For Splitter, though he was successful in defending Dirk Nowitzki and LaMarcus Aldridge in the previous rounds, Bosh is a bit different, because he’s the second or third option on most plays. Bosh has more activity off the ball, and like Duncan, Splitter too is used to helping in protecting the paint, not going out to the 3-point line.
One player who can be a difference in defending these shooters is Diaw. The Spurs are 19.9 points per 100 possessions better with Diaw on the floor so far in the series. Diaw has the quick feet to match Bosh or Lewis on the perimeter, and he’s not necessarily a dominant rim protector like Duncan or Splitter. The problem with getting Diaw to guard Bosh or Lewis is when Leonard gets into foul trouble, Diaw has to become the secondary option to defend James.
Though the Spurs are having some issues with how the Heat are spacing them out through the first two games, it’s something Duncan said the team will try to figure out heading into Game 3.

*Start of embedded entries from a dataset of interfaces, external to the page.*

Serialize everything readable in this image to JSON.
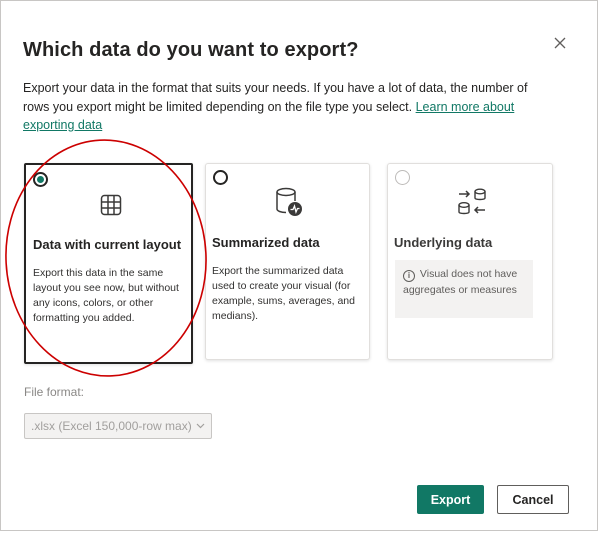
{
  "dialog": {
    "title": "Which data do you want to export?",
    "description_text": "Export your data in the format that suits your needs. If you have a lot of data, the number of rows you export might be limited depending on the file type you select.",
    "learn_more_link": "Learn more about exporting data"
  },
  "options": [
    {
      "title": "Data with current layout",
      "description": "Export this data in the same layout you see now, but without any icons, colors, or other formatting you added.",
      "selected": true,
      "icon": "table-grid-icon"
    },
    {
      "title": "Summarized data",
      "description": "Export the summarized data used to create your visual (for example, sums, averages, and medians).",
      "selected": false,
      "icon": "database-chart-icon"
    },
    {
      "title": "Underlying data",
      "notice": "Visual does not have aggregates or measures",
      "disabled": true,
      "icon": "database-sync-icon"
    }
  ],
  "file_format": {
    "label": "File format:",
    "value": ".xlsx (Excel 150,000-row max)"
  },
  "buttons": {
    "export": "Export",
    "cancel": "Cancel"
  },
  "colors": {
    "accent": "#117865",
    "annotation": "#cc0000"
  }
}
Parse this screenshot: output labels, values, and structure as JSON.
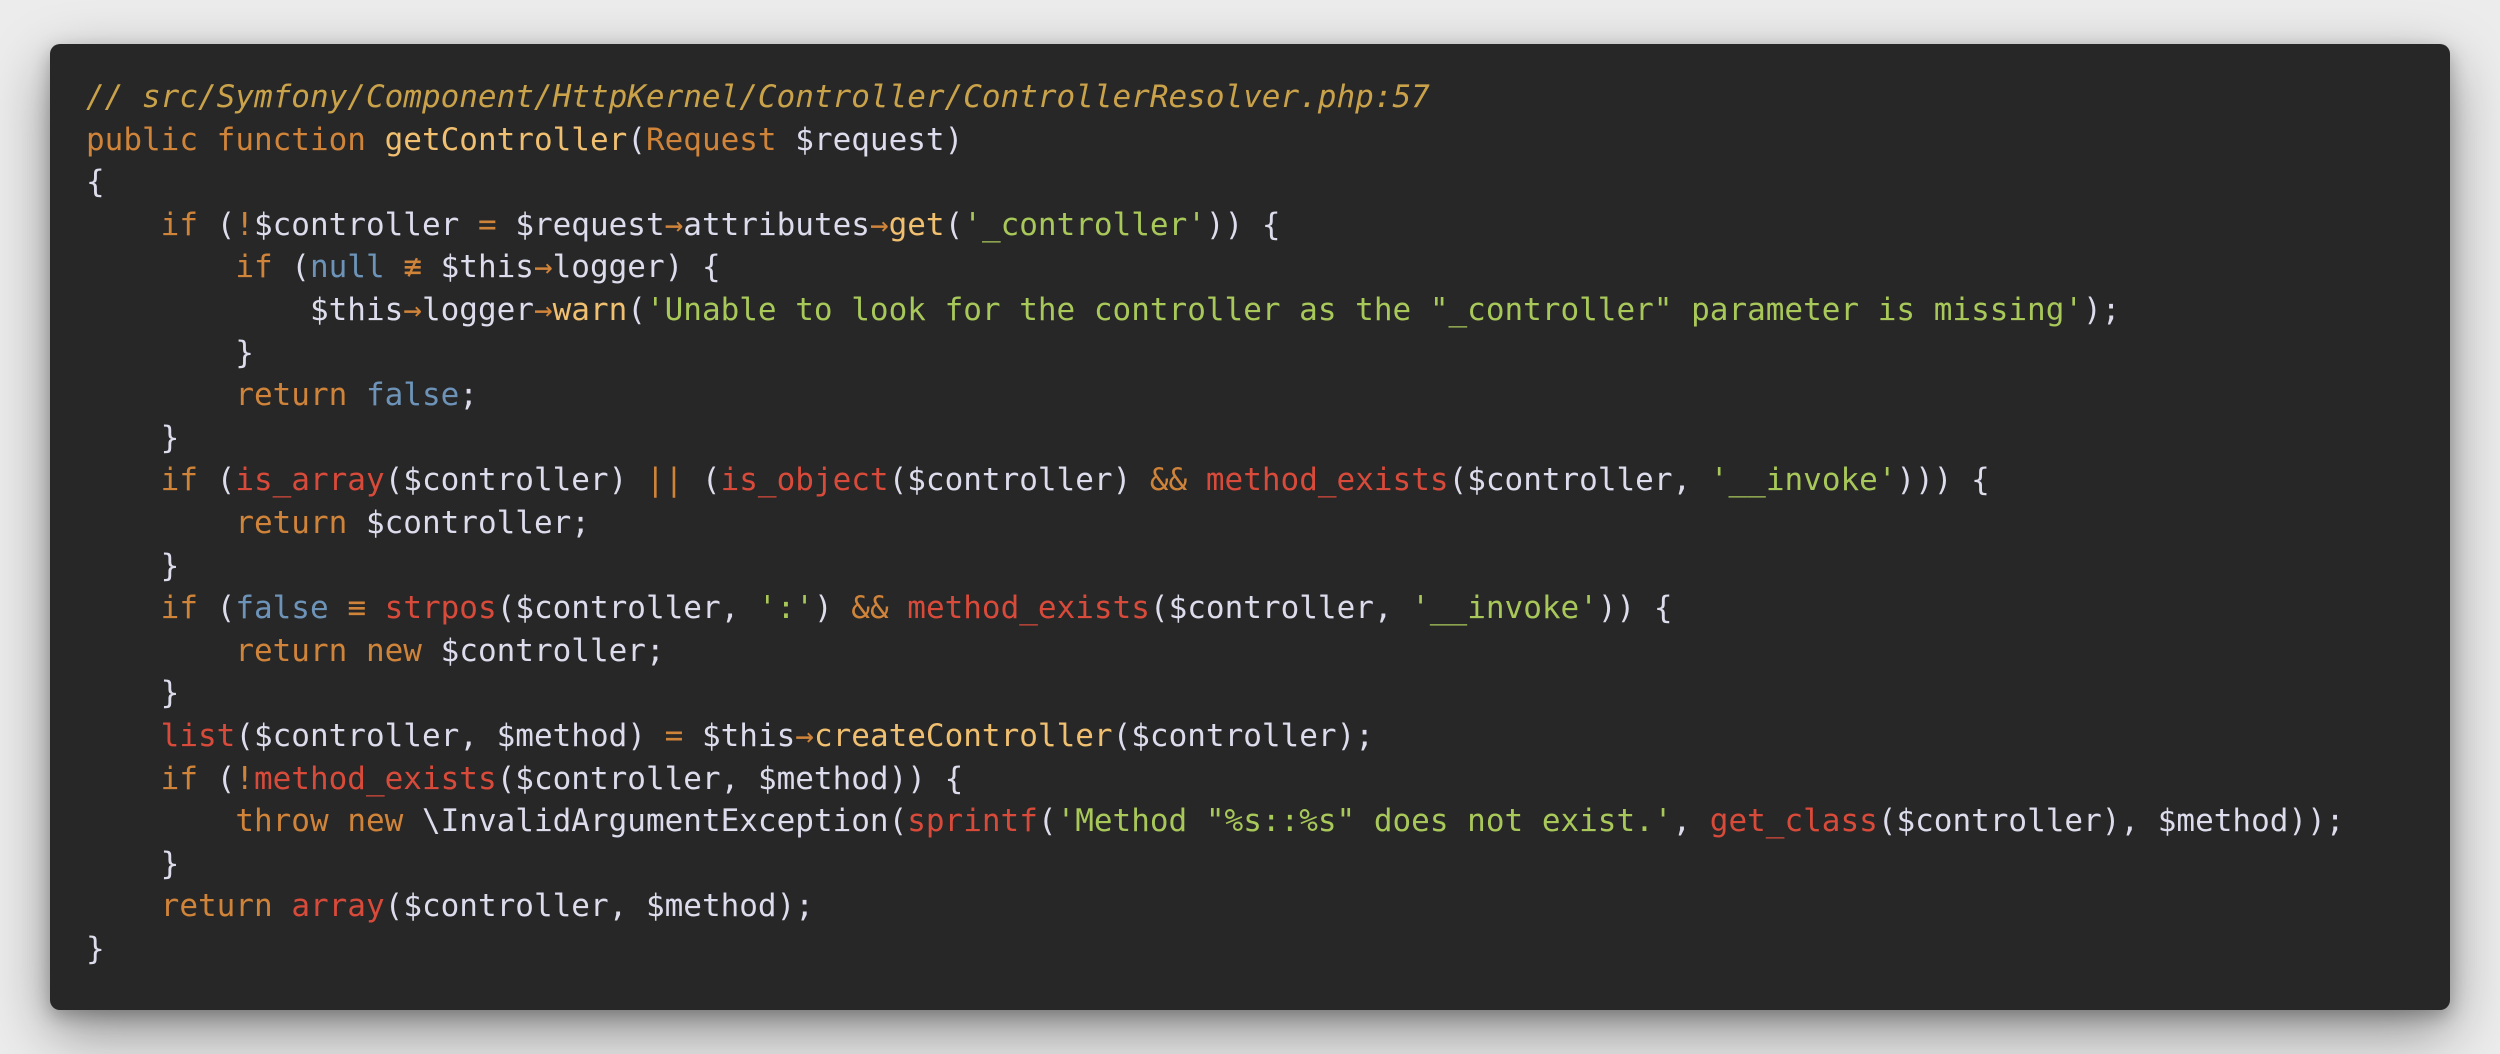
{
  "editor": {
    "colors": {
      "background": "#272727",
      "comment": "#c9a24a",
      "keyword": "#d0843a",
      "builtin": "#d84a3a",
      "function": "#f0c070",
      "string": "#a8c85a",
      "constant": "#6d94b8",
      "text": "#dcdcec"
    },
    "lines": [
      [
        [
          "comment",
          "// src/Symfony/Component/HttpKernel/Controller/ControllerResolver.php:57"
        ]
      ],
      [
        [
          "keyword",
          "public"
        ],
        [
          "plain",
          " "
        ],
        [
          "keyword",
          "function"
        ],
        [
          "plain",
          " "
        ],
        [
          "function",
          "getController"
        ],
        [
          "plain",
          "("
        ],
        [
          "keyword",
          "Request"
        ],
        [
          "plain",
          " "
        ],
        [
          "variable",
          "$request"
        ],
        [
          "plain",
          ")"
        ]
      ],
      [
        [
          "plain",
          "{"
        ]
      ],
      [
        [
          "plain",
          "    "
        ],
        [
          "keyword",
          "if"
        ],
        [
          "plain",
          " ("
        ],
        [
          "operator",
          "!"
        ],
        [
          "variable",
          "$controller"
        ],
        [
          "plain",
          " "
        ],
        [
          "operator",
          "="
        ],
        [
          "plain",
          " "
        ],
        [
          "variable",
          "$request"
        ],
        [
          "operator",
          "→"
        ],
        [
          "plain",
          "attributes"
        ],
        [
          "operator",
          "→"
        ],
        [
          "function",
          "get"
        ],
        [
          "plain",
          "("
        ],
        [
          "string",
          "'_controller'"
        ],
        [
          "plain",
          ")) {"
        ]
      ],
      [
        [
          "plain",
          "        "
        ],
        [
          "keyword",
          "if"
        ],
        [
          "plain",
          " ("
        ],
        [
          "constant",
          "null"
        ],
        [
          "plain",
          " "
        ],
        [
          "operator",
          "≢"
        ],
        [
          "plain",
          " "
        ],
        [
          "variable",
          "$this"
        ],
        [
          "operator",
          "→"
        ],
        [
          "plain",
          "logger) {"
        ]
      ],
      [
        [
          "plain",
          "            "
        ],
        [
          "variable",
          "$this"
        ],
        [
          "operator",
          "→"
        ],
        [
          "plain",
          "logger"
        ],
        [
          "operator",
          "→"
        ],
        [
          "function",
          "warn"
        ],
        [
          "plain",
          "("
        ],
        [
          "string",
          "'Unable to look for the controller as the \"_controller\" parameter is missing'"
        ],
        [
          "plain",
          ");"
        ]
      ],
      [
        [
          "plain",
          "        }"
        ]
      ],
      [
        [
          "plain",
          "        "
        ],
        [
          "keyword",
          "return"
        ],
        [
          "plain",
          " "
        ],
        [
          "constant",
          "false"
        ],
        [
          "plain",
          ";"
        ]
      ],
      [
        [
          "plain",
          "    }"
        ]
      ],
      [
        [
          "plain",
          "    "
        ],
        [
          "keyword",
          "if"
        ],
        [
          "plain",
          " ("
        ],
        [
          "builtin",
          "is_array"
        ],
        [
          "plain",
          "("
        ],
        [
          "variable",
          "$controller"
        ],
        [
          "plain",
          ") "
        ],
        [
          "operator",
          "||"
        ],
        [
          "plain",
          " ("
        ],
        [
          "builtin",
          "is_object"
        ],
        [
          "plain",
          "("
        ],
        [
          "variable",
          "$controller"
        ],
        [
          "plain",
          ") "
        ],
        [
          "operator",
          "&&"
        ],
        [
          "plain",
          " "
        ],
        [
          "builtin",
          "method_exists"
        ],
        [
          "plain",
          "("
        ],
        [
          "variable",
          "$controller"
        ],
        [
          "plain",
          ", "
        ],
        [
          "string",
          "'__invoke'"
        ],
        [
          "plain",
          "))) {"
        ]
      ],
      [
        [
          "plain",
          "        "
        ],
        [
          "keyword",
          "return"
        ],
        [
          "plain",
          " "
        ],
        [
          "variable",
          "$controller"
        ],
        [
          "plain",
          ";"
        ]
      ],
      [
        [
          "plain",
          "    }"
        ]
      ],
      [
        [
          "plain",
          "    "
        ],
        [
          "keyword",
          "if"
        ],
        [
          "plain",
          " ("
        ],
        [
          "constant",
          "false"
        ],
        [
          "plain",
          " "
        ],
        [
          "operator",
          "≡"
        ],
        [
          "plain",
          " "
        ],
        [
          "builtin",
          "strpos"
        ],
        [
          "plain",
          "("
        ],
        [
          "variable",
          "$controller"
        ],
        [
          "plain",
          ", "
        ],
        [
          "string",
          "':'"
        ],
        [
          "plain",
          ") "
        ],
        [
          "operator",
          "&&"
        ],
        [
          "plain",
          " "
        ],
        [
          "builtin",
          "method_exists"
        ],
        [
          "plain",
          "("
        ],
        [
          "variable",
          "$controller"
        ],
        [
          "plain",
          ", "
        ],
        [
          "string",
          "'__invoke'"
        ],
        [
          "plain",
          ")) {"
        ]
      ],
      [
        [
          "plain",
          "        "
        ],
        [
          "keyword",
          "return"
        ],
        [
          "plain",
          " "
        ],
        [
          "keyword",
          "new"
        ],
        [
          "plain",
          " "
        ],
        [
          "variable",
          "$controller"
        ],
        [
          "plain",
          ";"
        ]
      ],
      [
        [
          "plain",
          "    }"
        ]
      ],
      [
        [
          "plain",
          "    "
        ],
        [
          "builtin",
          "list"
        ],
        [
          "plain",
          "("
        ],
        [
          "variable",
          "$controller"
        ],
        [
          "plain",
          ", "
        ],
        [
          "variable",
          "$method"
        ],
        [
          "plain",
          ") "
        ],
        [
          "operator",
          "="
        ],
        [
          "plain",
          " "
        ],
        [
          "variable",
          "$this"
        ],
        [
          "operator",
          "→"
        ],
        [
          "function",
          "createController"
        ],
        [
          "plain",
          "("
        ],
        [
          "variable",
          "$controller"
        ],
        [
          "plain",
          ");"
        ]
      ],
      [
        [
          "plain",
          "    "
        ],
        [
          "keyword",
          "if"
        ],
        [
          "plain",
          " ("
        ],
        [
          "operator",
          "!"
        ],
        [
          "builtin",
          "method_exists"
        ],
        [
          "plain",
          "("
        ],
        [
          "variable",
          "$controller"
        ],
        [
          "plain",
          ", "
        ],
        [
          "variable",
          "$method"
        ],
        [
          "plain",
          ")) {"
        ]
      ],
      [
        [
          "plain",
          "        "
        ],
        [
          "keyword",
          "throw"
        ],
        [
          "plain",
          " "
        ],
        [
          "keyword",
          "new"
        ],
        [
          "plain",
          " \\InvalidArgumentException("
        ],
        [
          "builtin",
          "sprintf"
        ],
        [
          "plain",
          "("
        ],
        [
          "string",
          "'Method \"%s::%s\" does not exist.'"
        ],
        [
          "plain",
          ", "
        ],
        [
          "builtin",
          "get_class"
        ],
        [
          "plain",
          "("
        ],
        [
          "variable",
          "$controller"
        ],
        [
          "plain",
          "), "
        ],
        [
          "variable",
          "$method"
        ],
        [
          "plain",
          "));"
        ]
      ],
      [
        [
          "plain",
          "    }"
        ]
      ],
      [
        [
          "plain",
          "    "
        ],
        [
          "keyword",
          "return"
        ],
        [
          "plain",
          " "
        ],
        [
          "builtin",
          "array"
        ],
        [
          "plain",
          "("
        ],
        [
          "variable",
          "$controller"
        ],
        [
          "plain",
          ", "
        ],
        [
          "variable",
          "$method"
        ],
        [
          "plain",
          ");"
        ]
      ],
      [
        [
          "plain",
          "}"
        ]
      ]
    ]
  }
}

“I thought they made some shots, they spread us out a little bit down the end there,” said Duncan. “They executed real well. LeBron made some great passes and the guys made open shots. We have the same results in the first game and they kind of flipped it in this one.”
“We’ll figure it out,” continued Duncan. “We have things to talk about and film to look at and we’ll be ready for the next one.”
(Statistics via NBA.com/stats, SportVU, Screen shots from Synergy Sports)